The Impact of Increasing Rainfall in the Himalayas

The recent increase in rainfall in the Himalayas is having a significant impact on the region, with landslides, flash floods, and other natural disasters becoming more frequent. This is due to a combination of factors, including global warming and the movement of the zero-degree isotherm. The change in precipitation patterns has caused a shift from predominantly snowfall to rainfall at higher elevations, making the mountains more dangerous.

Scientists have discovered that the warming-induced amplification of rainfall extremes is occurring in snow-dominated regions of the Northern Hemisphere, including the Himalayas. This shift in precipitation is leading to an increased risk of flooding, landslides, and soil erosion. The impact is particularly severe in the Himalayan region compared to other mountainous areas around the world.

One of the reasons for the heightened risk in the Himalayas is the additional warming-related processes that occur in the region, changing wind patterns and storm tracks. This leads to an increase in the intensity of storms, making the area more vulnerable to extreme rainfall events.

Precise data on precipitation levels in the Himalayas is limited, as there are few weather stations in the mountains. However, a weather station installed at the base camp of Mount Everest has shown a significant increase in rainfall compared to previous years. In 2022, 75% of the precipitation recorded on Mount Everest between June and August was rain, compared to just 32% in the same period in 2022. This change in precipitation is also evident in the Himalayan state of Uttarakhand, where snowfall frequency has decreased, and heavy rainfall is now more common.

The impact of increased rainfall in the Himalayas goes beyond natural disasters. Rising temperatures have accelerated glacial melting, leading to the rapid filling of glacial lakes and an increased risk of flooding. Thinning glaciers also destabilize mountain slopes, adding to the danger.

Local communities in Uttarakhand and Himachal Pradesh have experienced firsthand the increased frequency and intensity of landslides and floods. Many have been forced to abandon their homes and villages due to the growing risk. The rampant development of infrastructure in the region, such as roads, tunnels, and hydropower projects, exacerbates the problem. The seismic activity in the Himalayas, including earthquakes, further compounds the risks faced by these vulnerable communities.
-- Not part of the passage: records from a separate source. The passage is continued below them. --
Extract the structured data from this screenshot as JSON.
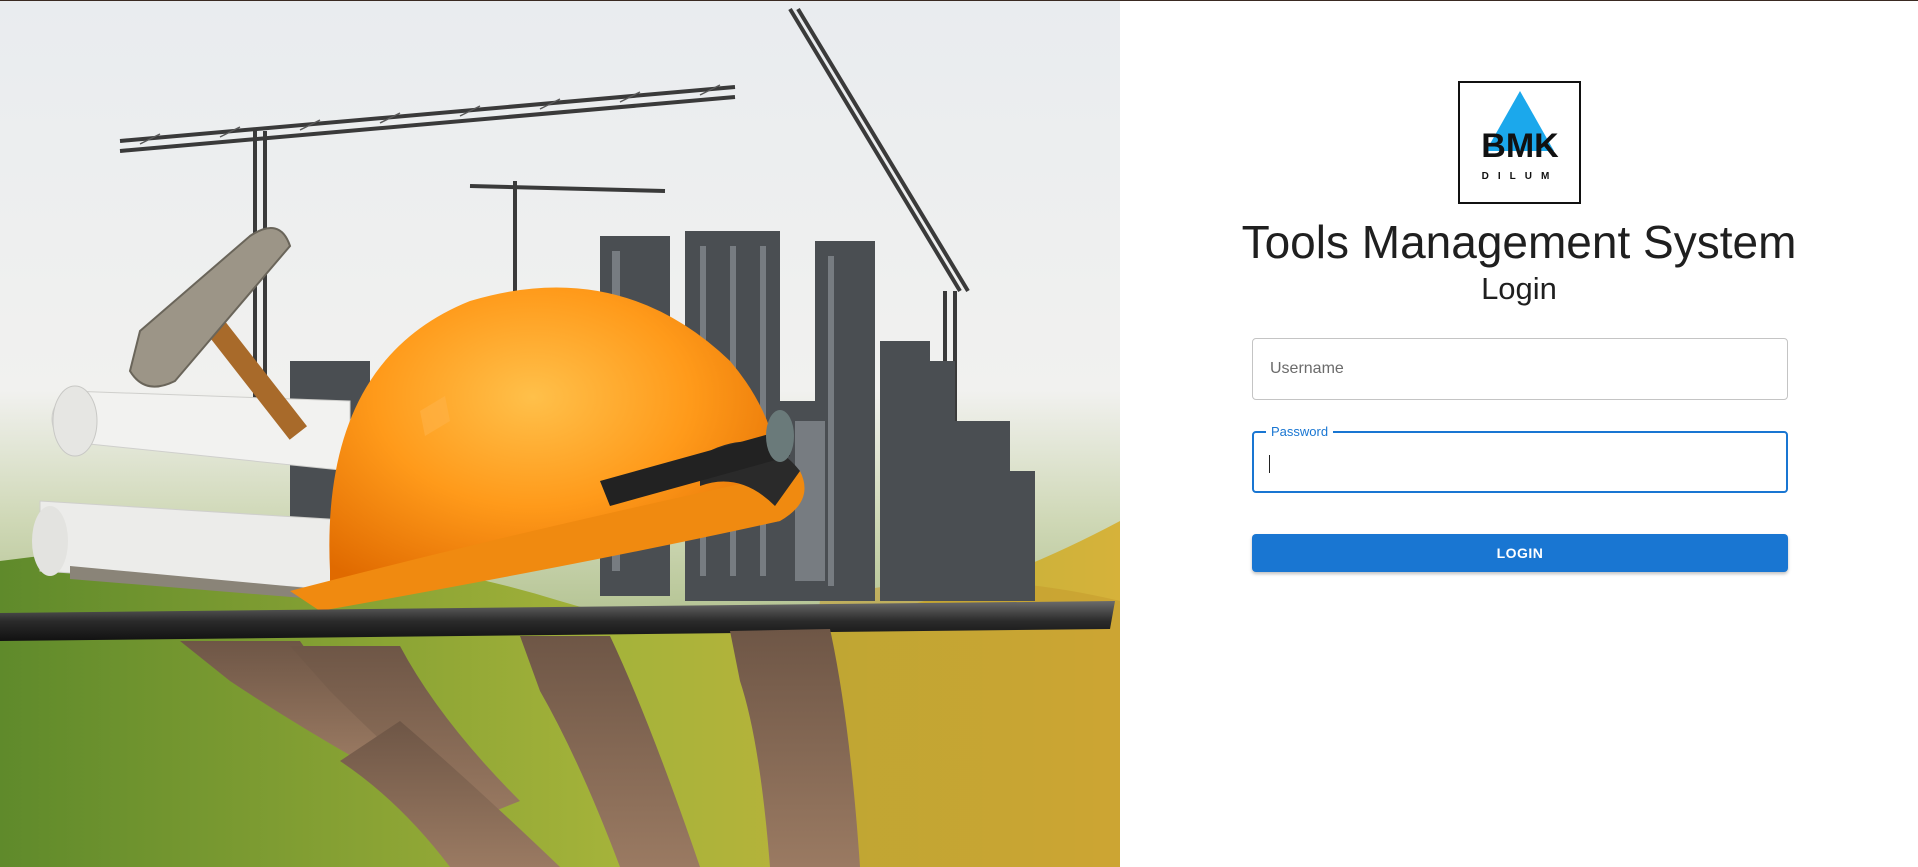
{
  "hero": {
    "image_name": "construction-helmet-hammer-city-illustration"
  },
  "logo": {
    "brand": "BMK",
    "sub": "DILUM",
    "accent_color": "#1ba8ec"
  },
  "header": {
    "title": "Tools Management System",
    "subtitle": "Login"
  },
  "form": {
    "username": {
      "placeholder": "Username",
      "value": ""
    },
    "password": {
      "label": "Password",
      "value": ""
    },
    "submit_label": "LOGIN"
  },
  "colors": {
    "primary": "#1976d2",
    "field_border": "#c4c4c4"
  }
}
The impact of increased rainfall is not limited to India. Northern Pakistan, where the Himalayas meet Karakoram and Hindukush mountains, has also seen a rise in debris flows and flash floods. In Nepal, flash floods and debris flows are destroying vital infrastructure and settlements in the eastern Himalayas.

The cascading effects of these extreme weather events are becoming more frequent and intense, with higher rainfall intensity often acting as the trigger. This chain reaction further magnifies the risks faced by communities living in the Himalayas.

Addressing the challenges posed by increased rainfall in the Himalayas requires a multi-faceted approach. Efforts are needed to mitigate the effects of global warming and reduce greenhouse gas emissions. Strengthening early warning systems and improving infrastructure resilience can help communities prepare for and respond to extreme weather events. Additionally, there is a need for better data collection and monitoring of precipitation levels in the region to improve understanding and prediction of these events.

The effects of climate change, including increased rainfall in the Himalayas, are a stark reminder of the urgent need for global action. Protecting this fragile ecosystem and the communities that depend on it requires concerted efforts from governments, organizations, and individuals around the world.